A major coal mining operation has been fined $150,000 for damaging sandstone rock formations in New South Wales, some of which are estimated to be millions of years old.
The NSW Department of Planning, Industry, and Environment (DPIE) fined Centennial Coal’s Mount Airly operation after an investigation found the mine cracked and damaged sandstone formations.
“Following an investigation by our compliance officers, we have determined the breaches are unacceptable,” a DPIE spokesperson said.
The independent investigation found 15 surface cracks in the Mugii Murum-Ban State Conservation Area, the biggest of which was 250 meters long.
Centennial Coal has conceded that more surface cracks may not be uncovered in the state conservation area.
The company will also be required to continually monitor and remediate any future cracks identified over the life of the mine, the DPIE spokesperson said.
“This is a legally binding agreement which will speed up remediation work and payments,” they said.
Remediation work will include filling some of the cracks using techniques designed to withstand impacts from weather.
Warning signs at the edge of the park and near cracks will also be installed, and the company has worked with the National Parks and Wildlife Service to install fencing near cracks to help with visitor safety.
The company must organize independent reviews every six months to see if there are any further cracks in the conservation area. These reviews will occur for the life of the mine, and if any are found, the company must implement remediation works.
The site’s many unusual rocks have been described as the “three hundred sisters”, echoing the more famous “three sisters” at Katoomba in the Blue Mountains.
President of the Blue Mountains Conservation Society, Madi Maclean, said it was pleasing that the mine “had been held to account,” but the fine amount was “disappointing”.
“It’ll have little impact on the mining company,” Maclean said.
“There were extensive cracks. It’s a beautiful reserve, Mugii Murum-Ban; seeing this damage and the sinkholes is a shame. We don’t want to see anymore.”
The stone towers are unique to the area; some are estimated to be between 6m and 10m years old.

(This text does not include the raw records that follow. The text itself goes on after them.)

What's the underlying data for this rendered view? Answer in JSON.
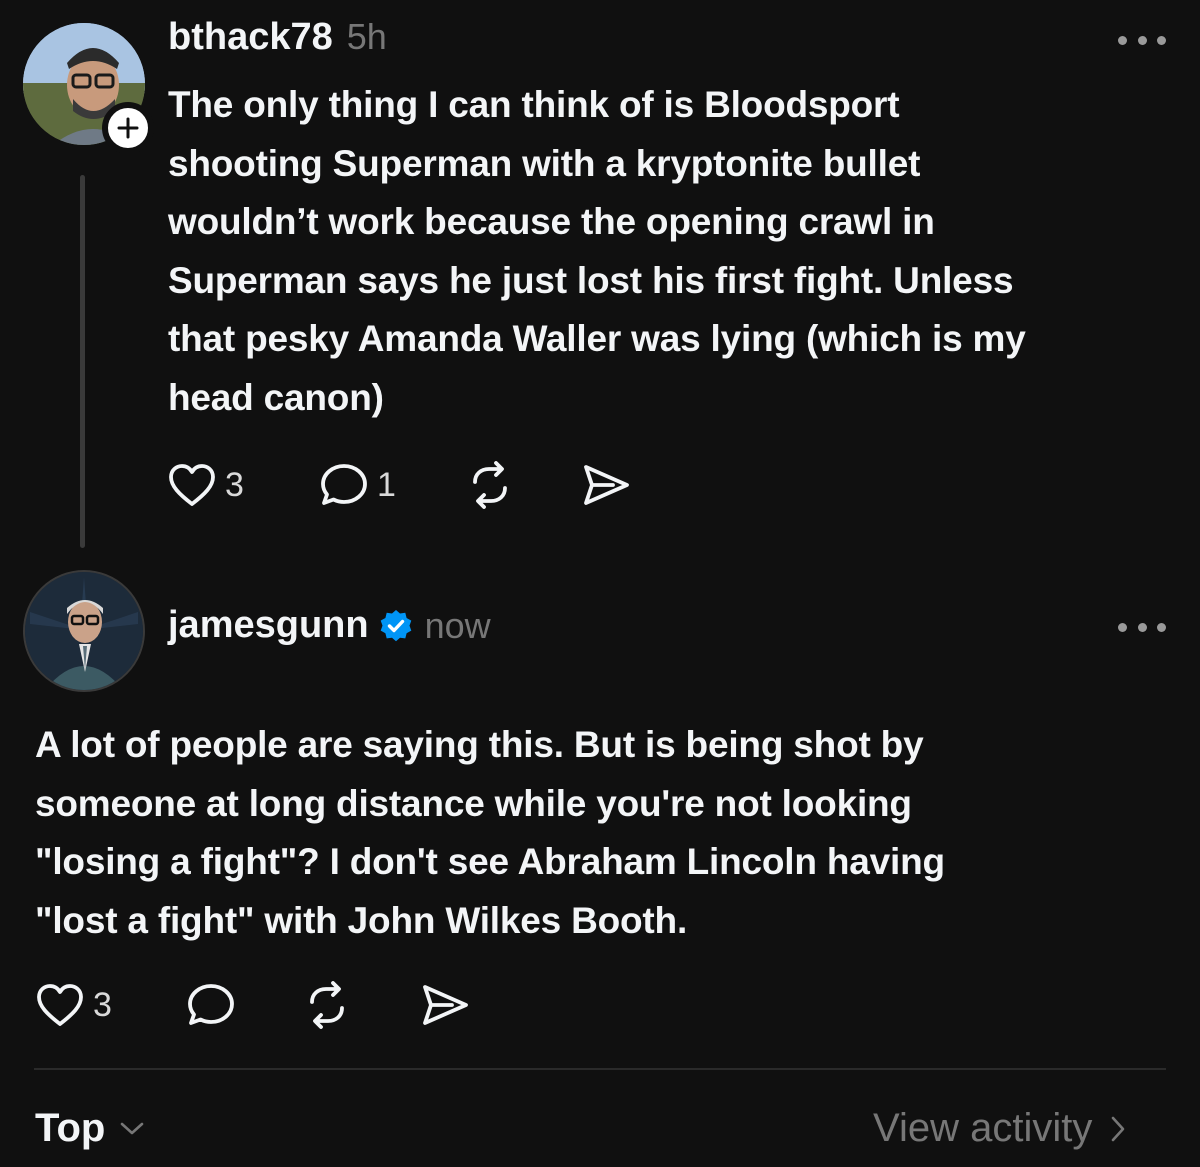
{
  "post1": {
    "username": "bthack78",
    "time": "5h",
    "lines": [
      "The only thing I can think of is Bloodsport",
      "shooting Superman with a kryptonite bullet",
      "wouldn’t work because the opening crawl in",
      "Superman says he just lost his first fight. Unless",
      "that pesky Amanda Waller was lying (which is my",
      "head canon)"
    ],
    "likes": "3",
    "replies": "1",
    "icons": [
      "heart-icon",
      "comment-icon",
      "repost-icon",
      "share-icon",
      "more-icon",
      "plus-icon"
    ]
  },
  "post2": {
    "username": "jamesgunn",
    "verified": true,
    "time": "now",
    "lines": [
      "A lot of people are saying this. But is being shot by",
      "someone at long distance while you're not looking",
      "\"losing a fight\"? I don't see Abraham Lincoln having",
      "\"lost a fight\" with John Wilkes Booth."
    ],
    "likes": "3",
    "icons": [
      "heart-icon",
      "comment-icon",
      "repost-icon",
      "share-icon",
      "more-icon",
      "verified-icon"
    ]
  },
  "footer": {
    "sort_label": "Top",
    "activity_label": "View activity"
  },
  "colors": {
    "background": "#101010",
    "text": "#f3f5f7",
    "muted": "#777777",
    "verified": "#0095f6"
  }
}
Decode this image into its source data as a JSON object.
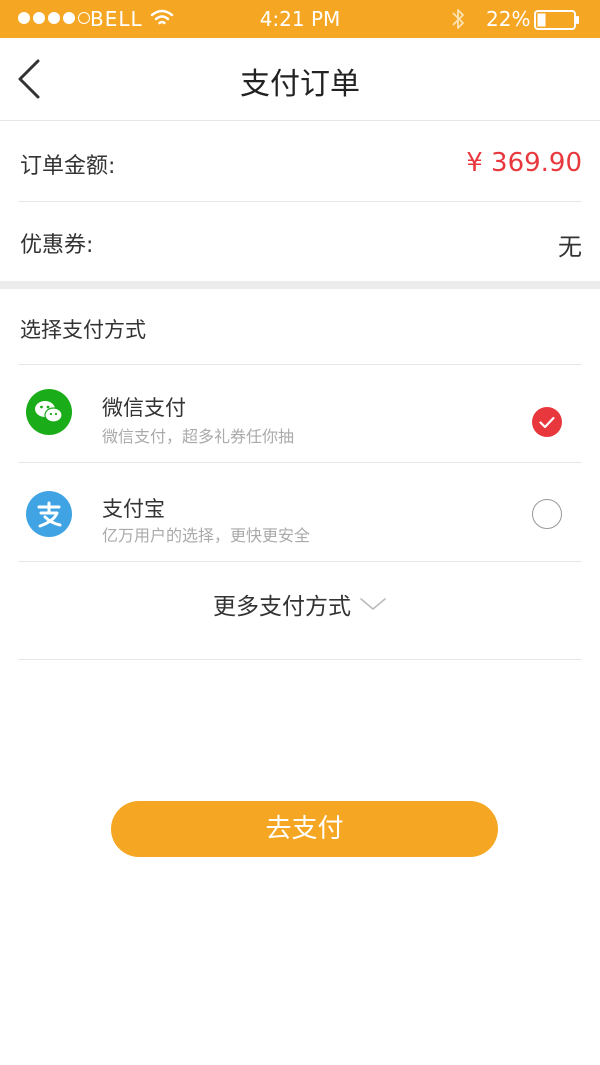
{
  "status_bar": {
    "carrier": "BELL",
    "time": "4:21 PM",
    "battery": "22%"
  },
  "nav": {
    "title": "支付订单"
  },
  "order": {
    "amount_label": "订单金额:",
    "amount_value": "¥ 369.90",
    "coupon_label": "优惠券:",
    "coupon_value": "无"
  },
  "payment": {
    "section_title": "选择支付方式",
    "methods": [
      {
        "name": "微信支付",
        "description": "微信支付，超多礼券任你抽",
        "icon": "wechat-icon",
        "selected": true
      },
      {
        "name": "支付宝",
        "description": "亿万用户的选择，更快更安全",
        "icon": "alipay-icon",
        "selected": false
      }
    ],
    "more_label": "更多支付方式"
  },
  "pay_button": {
    "label": "去支付"
  },
  "colors": {
    "accent": "#f5a623",
    "price": "#e8383d",
    "wechat": "#1aad19",
    "alipay": "#40a4e4"
  }
}
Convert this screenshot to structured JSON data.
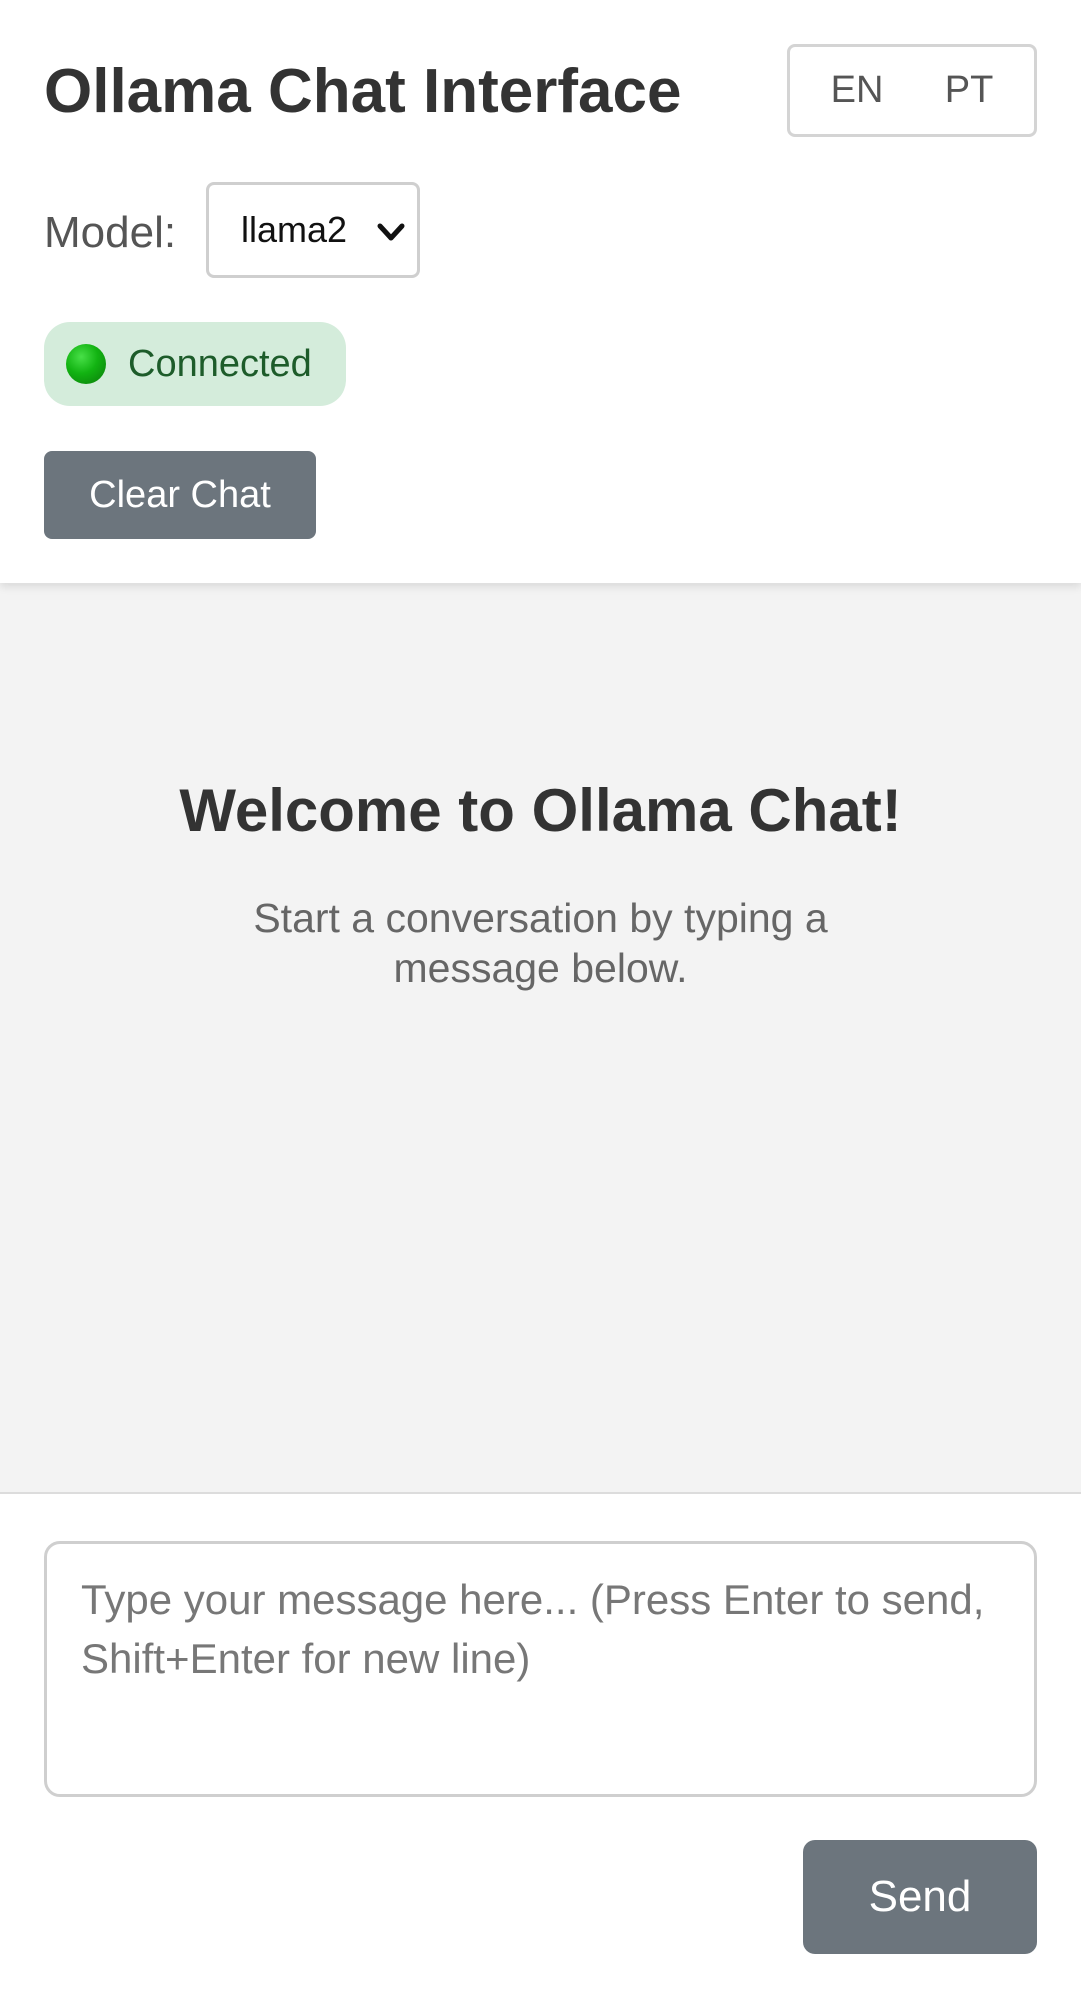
{
  "header": {
    "title": "Ollama Chat Interface",
    "languages": [
      "EN",
      "PT"
    ],
    "model_label": "Model:",
    "model_selected": "llama2",
    "status": {
      "text": "Connected",
      "color": "#12b312",
      "background": "#d4ecdb"
    },
    "clear_button": "Clear Chat"
  },
  "chat": {
    "welcome_title": "Welcome to Ollama Chat!",
    "welcome_subtitle": "Start a conversation by typing a message below."
  },
  "composer": {
    "placeholder": "Type your message here... (Press Enter to send, Shift+Enter for new line)",
    "send_button": "Send"
  },
  "colors": {
    "button_bg": "#6c757d",
    "chat_bg": "#f3f3f3"
  }
}
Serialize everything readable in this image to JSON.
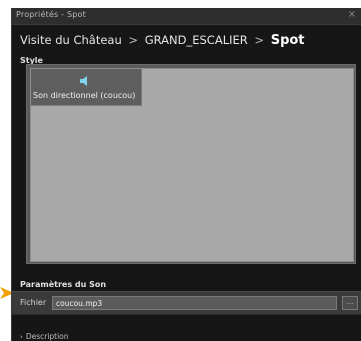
{
  "window": {
    "title": "Propriétés - Spot",
    "close_symbol": "×"
  },
  "breadcrumb": {
    "root": "Visite du Château",
    "separator": ">",
    "parent": "GRAND_ESCALIER",
    "current": "Spot"
  },
  "style_section": {
    "label": "Style",
    "items": [
      {
        "label": "Son directionnel (coucou)",
        "icon": "speaker-icon",
        "selected": true
      }
    ]
  },
  "sound_section": {
    "label": "Paramètres du Son",
    "file_label": "Fichier",
    "file_value": "coucou.mp3",
    "browse_label": "..."
  },
  "description": {
    "label": "Description",
    "collapsed": true
  },
  "colors": {
    "window_bg": "#161616",
    "panel_bg": "#a9a9a9",
    "accent_arrow": "#f0a000",
    "speaker_icon": "#7fd4f0"
  }
}
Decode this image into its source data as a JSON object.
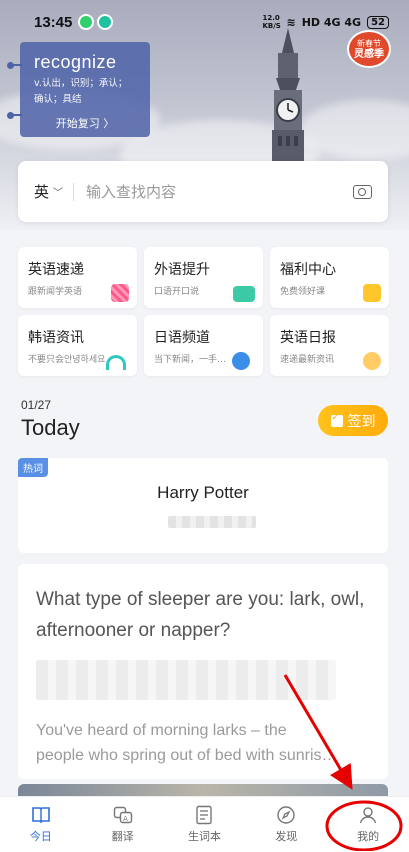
{
  "status": {
    "time": "13:45",
    "network": "12.0 KB/S",
    "signal": "HD 4G 4G",
    "battery": "52"
  },
  "word_card": {
    "word": "recognize",
    "meaning": "v.认出，识别；承认；确认；具结",
    "review": "开始复习 〉"
  },
  "top_avatar": {
    "line1": "新春节",
    "line2": "灵感季"
  },
  "search": {
    "language": "英",
    "placeholder": "输入查找内容"
  },
  "features": [
    {
      "title": "英语速递",
      "subtitle": "跟新闻学英语",
      "icon": "gift-icon",
      "color": "#ff5b8a"
    },
    {
      "title": "外语提升",
      "subtitle": "口语开口说",
      "icon": "book-icon",
      "color": "#3cc9a6"
    },
    {
      "title": "福利中心",
      "subtitle": "免费领好课",
      "icon": "gift-box-icon",
      "color": "#ffc72c"
    },
    {
      "title": "韩语资讯",
      "subtitle": "不要只会안녕하세요",
      "icon": "headphone-icon",
      "color": "#2ec8c2"
    },
    {
      "title": "日语频道",
      "subtitle": "当下新闻，一手…",
      "icon": "doraemon-icon",
      "color": "#3a8ee8"
    },
    {
      "title": "英语日报",
      "subtitle": "速递最新资讯",
      "icon": "girl-avatar-icon",
      "color": "#ffcc66"
    }
  ],
  "today": {
    "date": "01/27",
    "label": "Today",
    "checkin": "签到"
  },
  "hot": {
    "tag": "热词",
    "title": "Harry Potter"
  },
  "article": {
    "title": "What type of sleeper are you: lark, owl, afternooner or napper?",
    "body_line1": "You've heard of morning larks – the",
    "body_line2": "people who spring out of bed with sunris…"
  },
  "nav": [
    {
      "label": "今日",
      "icon": "book-open-icon",
      "active": true
    },
    {
      "label": "翻译",
      "icon": "translate-icon",
      "active": false
    },
    {
      "label": "生词本",
      "icon": "notebook-icon",
      "active": false
    },
    {
      "label": "发现",
      "icon": "compass-icon",
      "active": false
    },
    {
      "label": "我的",
      "icon": "user-icon",
      "active": false
    }
  ],
  "colors": {
    "accent": "#2f6fd6",
    "card": "#4d62a8",
    "checkin": "#ffb211",
    "annotation": "#e60000"
  }
}
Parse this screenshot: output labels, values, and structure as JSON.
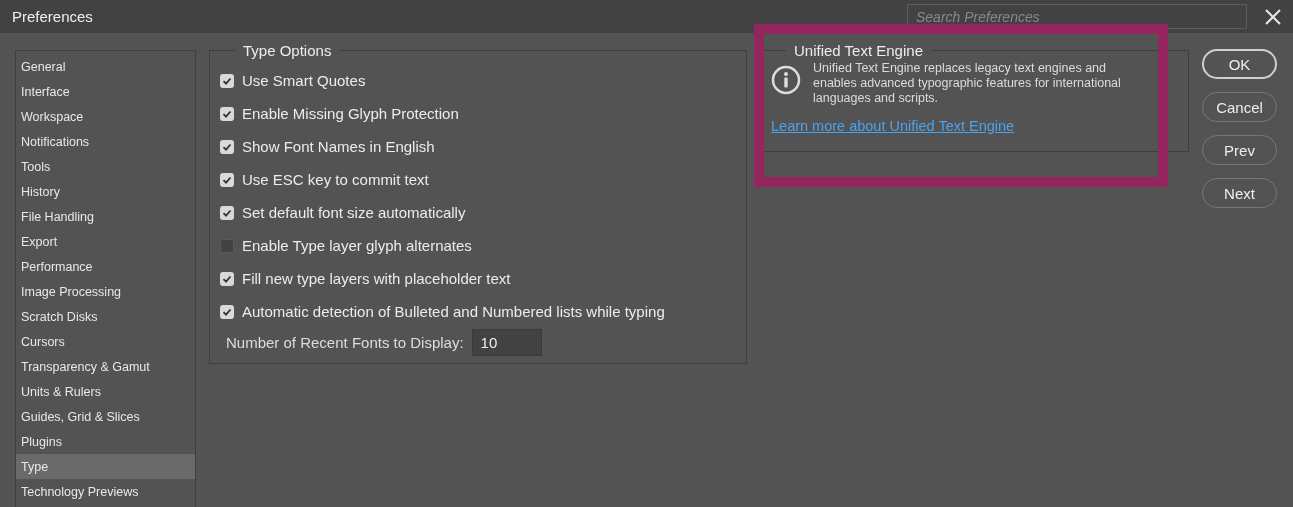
{
  "window": {
    "title": "Preferences",
    "search": {
      "placeholder": "Search Preferences"
    }
  },
  "sidebar": {
    "items": [
      {
        "label": "General",
        "selected": false
      },
      {
        "label": "Interface",
        "selected": false
      },
      {
        "label": "Workspace",
        "selected": false
      },
      {
        "label": "Notifications",
        "selected": false
      },
      {
        "label": "Tools",
        "selected": false
      },
      {
        "label": "History",
        "selected": false
      },
      {
        "label": "File Handling",
        "selected": false
      },
      {
        "label": "Export",
        "selected": false
      },
      {
        "label": "Performance",
        "selected": false
      },
      {
        "label": "Image Processing",
        "selected": false
      },
      {
        "label": "Scratch Disks",
        "selected": false
      },
      {
        "label": "Cursors",
        "selected": false
      },
      {
        "label": "Transparency & Gamut",
        "selected": false
      },
      {
        "label": "Units & Rulers",
        "selected": false
      },
      {
        "label": "Guides, Grid & Slices",
        "selected": false
      },
      {
        "label": "Plugins",
        "selected": false
      },
      {
        "label": "Type",
        "selected": true
      },
      {
        "label": "Technology Previews",
        "selected": false
      }
    ]
  },
  "type_options": {
    "title": "Type Options",
    "options": [
      {
        "label": "Use Smart Quotes",
        "checked": true
      },
      {
        "label": "Enable Missing Glyph Protection",
        "checked": true
      },
      {
        "label": "Show Font Names in English",
        "checked": true
      },
      {
        "label": "Use ESC key to commit text",
        "checked": true
      },
      {
        "label": "Set default font size automatically",
        "checked": true
      },
      {
        "label": "Enable Type layer glyph alternates",
        "checked": false
      },
      {
        "label": "Fill new type layers with placeholder text",
        "checked": true
      },
      {
        "label": "Automatic detection of Bulleted and Numbered lists while typing",
        "checked": true
      }
    ],
    "recent_fonts": {
      "label": "Number of Recent Fonts to Display:",
      "value": "10"
    }
  },
  "unified_text_engine": {
    "title": "Unified Text Engine",
    "description": "Unified Text Engine replaces legacy text engines and enables advanced typographic features for international languages and scripts.",
    "link": "Learn more about Unified Text Engine",
    "highlighted": true
  },
  "buttons": [
    "OK",
    "Cancel",
    "Prev",
    "Next"
  ]
}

Repairing the damage “is very hard”, said Mary Thirlwall, a resident involved in Landcare who had helped raise the alarm. “You can’t jack up a mountain, you know, or fill in the cracks that easy.”
Sign up to receive an email with the top stories from Guardian Australia every morning.
Centennial has been approved to mine in the Mount Airly region up to 2037. The next stage within the Mugii Murum-Ban area would be to extract coal under the adjacent Genowlan mesa. This even larger rocky landscape could be more vulnerable to cliff collapses if there is similar fracturing at Mount Airly, according to Thirlwall.
The nearby Gardens of Stone, a larger area of remarkable, pagoda-like structures, were granted similar state conservation status last November. It, too, has had coal mining underneath.
“Airly and Genowlan are just iconic mesas,” she said. “It’s just a very special area.”
Centennial itself did not dispute the cracks caused by its longwall mining to remove coal panels in the 1.8m-tonne-a-year operation.
It also accepted the fractures far exceeded the consent condition that requires surface subsidence to be limited to 125mm.
The payment will be used to undertake work in the conservation area, including pest monitoring and management and installing new surveillance cameras.